Although nothing is preventing the government from gaining access this way today-key escrow or not-proponents say the doorbell policy would standardize such procedures.
"Different [manufacturers] had different ways of doing it", said Dan Scheinman, general counsel at Cisco in San Jose, Calif. "This allows for a common approach to the problem."
Such a compromise allays government fears that illicit activity can be hidden in virtually uncrackable code while network security is controlled by administrators, say backers of the plan.
However, experts wonder whether the doorbell approach still gives away the keys to the kingdom without much in return.
"Private doorbell is not a compromise, or a middle solution, or a new idea. This is key escrow. It's in the network, but it's the same thing", said Bruce Schneier, a cryptographer and president of Counterpane Systems Inc., a consultancy in Minneapolis. "It addresses the government's desire to eavesdrop and does not solve any business need."
Such a policy, say Schneier and others, illustrates the new reality that federal investigators may be increasingly interested in data passing through private networks - a situation that involves the active participation of network administrators.
Private-doorbell advocates counter that the proposal is analogous to the telephone world, where wiretaps are still uncommon and hard to get. Less than 1,000 warrants were issued for communication in transit last year, the large majority of which were for voice transmission, said Cisco's Scheinman.
The doorbell plan is protected from further government abuse because of its real-time nature, say others. That is, authorities can capture only live data rather than capturing data first and obtaining a search warrant later.

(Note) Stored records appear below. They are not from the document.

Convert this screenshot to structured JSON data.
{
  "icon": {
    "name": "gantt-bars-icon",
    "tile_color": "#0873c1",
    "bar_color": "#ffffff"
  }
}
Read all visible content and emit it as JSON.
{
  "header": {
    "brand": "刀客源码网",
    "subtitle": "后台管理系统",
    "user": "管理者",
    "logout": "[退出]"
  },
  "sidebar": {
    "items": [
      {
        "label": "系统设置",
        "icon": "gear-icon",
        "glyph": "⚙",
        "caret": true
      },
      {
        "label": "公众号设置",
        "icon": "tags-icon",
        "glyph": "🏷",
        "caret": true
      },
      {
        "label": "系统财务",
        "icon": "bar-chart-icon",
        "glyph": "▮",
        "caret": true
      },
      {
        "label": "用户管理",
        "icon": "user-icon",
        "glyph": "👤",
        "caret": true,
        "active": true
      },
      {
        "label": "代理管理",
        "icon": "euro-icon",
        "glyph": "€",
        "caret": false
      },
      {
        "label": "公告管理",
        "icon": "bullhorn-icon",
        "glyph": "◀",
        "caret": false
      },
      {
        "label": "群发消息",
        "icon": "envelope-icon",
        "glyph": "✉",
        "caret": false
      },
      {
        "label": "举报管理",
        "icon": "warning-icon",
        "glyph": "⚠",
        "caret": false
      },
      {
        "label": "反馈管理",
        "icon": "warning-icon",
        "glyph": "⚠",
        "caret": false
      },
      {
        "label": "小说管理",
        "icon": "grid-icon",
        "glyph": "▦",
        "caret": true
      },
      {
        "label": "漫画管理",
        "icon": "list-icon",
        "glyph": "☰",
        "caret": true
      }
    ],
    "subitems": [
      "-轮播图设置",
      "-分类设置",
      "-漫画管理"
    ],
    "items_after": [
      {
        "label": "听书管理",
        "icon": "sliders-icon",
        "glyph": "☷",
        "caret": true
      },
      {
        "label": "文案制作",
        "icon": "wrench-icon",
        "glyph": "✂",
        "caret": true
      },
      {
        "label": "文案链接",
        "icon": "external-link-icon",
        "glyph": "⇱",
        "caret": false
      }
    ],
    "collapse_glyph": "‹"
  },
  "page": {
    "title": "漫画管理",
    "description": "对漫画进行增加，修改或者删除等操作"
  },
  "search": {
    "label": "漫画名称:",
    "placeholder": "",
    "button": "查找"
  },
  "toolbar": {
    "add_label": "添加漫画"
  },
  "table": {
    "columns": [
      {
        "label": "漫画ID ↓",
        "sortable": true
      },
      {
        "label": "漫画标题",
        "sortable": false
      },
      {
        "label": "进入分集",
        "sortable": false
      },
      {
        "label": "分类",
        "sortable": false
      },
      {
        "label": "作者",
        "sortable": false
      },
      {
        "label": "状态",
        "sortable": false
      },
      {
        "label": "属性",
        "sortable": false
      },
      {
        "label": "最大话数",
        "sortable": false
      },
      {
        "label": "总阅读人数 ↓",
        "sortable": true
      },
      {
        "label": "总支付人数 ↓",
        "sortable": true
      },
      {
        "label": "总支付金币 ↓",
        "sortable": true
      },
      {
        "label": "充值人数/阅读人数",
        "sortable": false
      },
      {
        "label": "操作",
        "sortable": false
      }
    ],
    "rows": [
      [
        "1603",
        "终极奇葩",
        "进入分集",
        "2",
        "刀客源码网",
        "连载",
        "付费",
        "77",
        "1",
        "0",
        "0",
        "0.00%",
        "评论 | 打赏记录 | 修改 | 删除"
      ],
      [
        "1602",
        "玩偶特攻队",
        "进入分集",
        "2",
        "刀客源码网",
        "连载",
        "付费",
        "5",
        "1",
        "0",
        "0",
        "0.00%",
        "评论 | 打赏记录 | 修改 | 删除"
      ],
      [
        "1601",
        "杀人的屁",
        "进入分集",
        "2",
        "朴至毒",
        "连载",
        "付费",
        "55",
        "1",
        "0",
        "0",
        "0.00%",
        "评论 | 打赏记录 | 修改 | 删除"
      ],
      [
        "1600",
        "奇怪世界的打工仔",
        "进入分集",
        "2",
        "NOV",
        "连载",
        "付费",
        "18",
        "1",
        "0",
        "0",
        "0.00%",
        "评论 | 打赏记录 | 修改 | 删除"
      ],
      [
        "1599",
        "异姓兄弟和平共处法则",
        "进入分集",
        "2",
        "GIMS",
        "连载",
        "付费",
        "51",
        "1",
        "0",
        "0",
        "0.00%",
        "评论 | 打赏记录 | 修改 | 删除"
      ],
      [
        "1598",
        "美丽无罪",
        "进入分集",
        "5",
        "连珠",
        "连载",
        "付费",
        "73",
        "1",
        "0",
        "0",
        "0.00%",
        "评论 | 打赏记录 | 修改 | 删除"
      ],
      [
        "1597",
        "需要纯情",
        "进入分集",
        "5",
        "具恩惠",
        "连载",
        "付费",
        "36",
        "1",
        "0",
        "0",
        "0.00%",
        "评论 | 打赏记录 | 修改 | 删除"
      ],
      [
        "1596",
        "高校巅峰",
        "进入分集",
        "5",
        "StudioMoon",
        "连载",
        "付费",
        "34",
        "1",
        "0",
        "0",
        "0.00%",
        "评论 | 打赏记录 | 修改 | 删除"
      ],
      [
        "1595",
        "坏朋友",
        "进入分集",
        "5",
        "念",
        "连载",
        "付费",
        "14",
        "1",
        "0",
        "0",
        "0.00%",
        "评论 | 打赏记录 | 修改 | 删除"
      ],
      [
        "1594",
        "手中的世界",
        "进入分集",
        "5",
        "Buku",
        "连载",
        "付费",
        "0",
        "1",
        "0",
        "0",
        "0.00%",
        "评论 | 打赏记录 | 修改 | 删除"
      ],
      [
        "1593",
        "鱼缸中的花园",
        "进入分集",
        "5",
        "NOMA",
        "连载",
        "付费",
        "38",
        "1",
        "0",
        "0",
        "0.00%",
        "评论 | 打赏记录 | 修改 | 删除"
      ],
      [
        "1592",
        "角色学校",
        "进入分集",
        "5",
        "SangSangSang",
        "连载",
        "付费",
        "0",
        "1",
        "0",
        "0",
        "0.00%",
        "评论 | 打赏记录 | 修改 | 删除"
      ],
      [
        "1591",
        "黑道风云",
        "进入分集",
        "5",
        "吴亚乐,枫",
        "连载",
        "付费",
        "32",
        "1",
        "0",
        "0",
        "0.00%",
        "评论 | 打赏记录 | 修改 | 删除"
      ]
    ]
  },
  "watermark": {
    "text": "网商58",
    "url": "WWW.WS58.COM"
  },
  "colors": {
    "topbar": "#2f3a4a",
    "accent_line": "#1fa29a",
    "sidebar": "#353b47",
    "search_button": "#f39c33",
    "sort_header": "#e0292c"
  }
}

Furthermore, the proposal applies only to products shipped overseas. Managers of networks in the United States can obtain greater than 40-bit encryption without key escrow, and are just as subject to search warrants in the future as they are today.
But even those who praise the doorbell plan are wary of the government's intentions. "Network wiretapping probably happens infrequently, but the government anticipates it will need to do it more in the future", said Jim Bidzos, president of RSA Data Security Inc., a manufacturer of cryptography software in San Mateo, Calif., that is not a member of the doorbell coalition.
Even if it doesn't foreshadow a police state in which investigators are beating down the doors of network managers, the doorbell plan is not without limitations. For example, it does not accommodate data that gets encrypted by end users or the network applications they use. Rather, data would have to be encrypted only in the network device in order for the plan to work.
"The only way an organization can really implement the private-doorbell concept is to prevent end users from using their own encryption prior to the traffic going to the router", said Patricia E. Gibbons, acting chief communications technician for the city of San Jose. However unlikely, such a requirement would turn companies and Internet service providers into data-recovery agents more than they should be, she adds.
"It looks to me like any organization that actually provides Internet access to an employee or subscriber becomes the traffic cop that hands out decrypts to anyone who looks appropriate", Gibbons said.
Government meddling and conspiracy theories aside, the proposal still leaves some users uneasy about the potential impact on the overall security of their networks. "I'm less worried about legal intrusion into the network than about someone improperly abusing that authority", said AFC Enterprises' Clapes. "Encryption or not, a court order will grant a government agency access to data. But if someone else who has the right tools can access the network on a whim, the security seems like wasted money."
Added RSA's Bidzos, "If it can be turned off by the government, then can it be turned off by someone else?"